Really? I’ve only read four novels this month? Apparantly so. Granted, most of the month was spent reading through this list of short fiction, but even so, this is disappointing.

Juniper Time — Kate Wilhelm
Read for Joachim Boaz’s Kate Wilhelm review series. This is one of the novels the cyberpunks were rebelling against.

Reaper Man — Terry Pratchett
I read this in the wake of the news of Terry Pratchett’s death, his most fitting novel as it revolves around mortality and DEATH.

King’s Dragon — Kate Elliott
It’s unfair. Here I was expecting at best a compentently written epic fantasy story, but instead Elliott made me think, by never choosing the lazy option, by actually creating a medievaloid fantasy world that is more than just modern people in medieval drag. It also has one of the most harrowing depictions of the psychology of domestic abuse I’ve read in any novel.

The Shining Girls — Lauren Beukes
Serial killer horror is not my thing as it so often puts its sympathies with the killer more than with their victims; cf. The Silence of the Lambs.
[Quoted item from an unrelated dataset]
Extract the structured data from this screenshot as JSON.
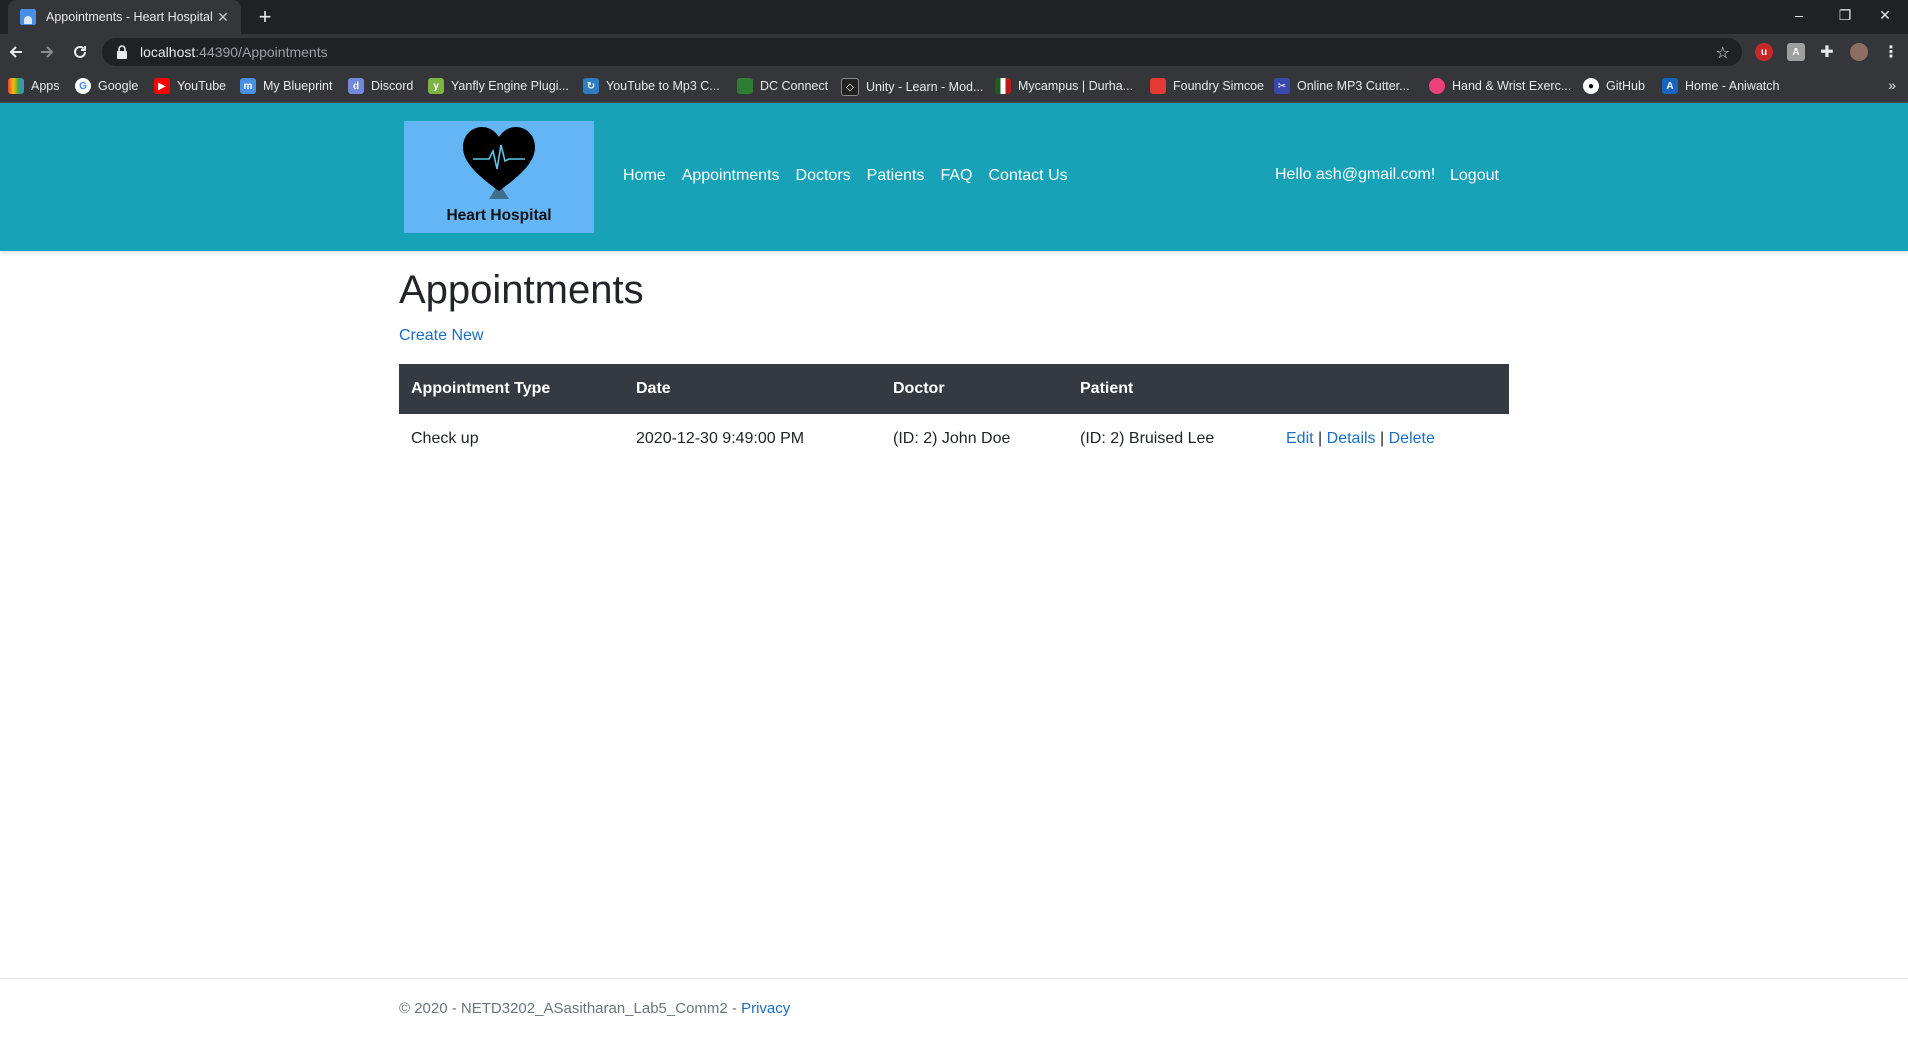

Beukes however keeps her sympathies firmly where they belong, showing the waste and destruction the killer engages in without glamourising it.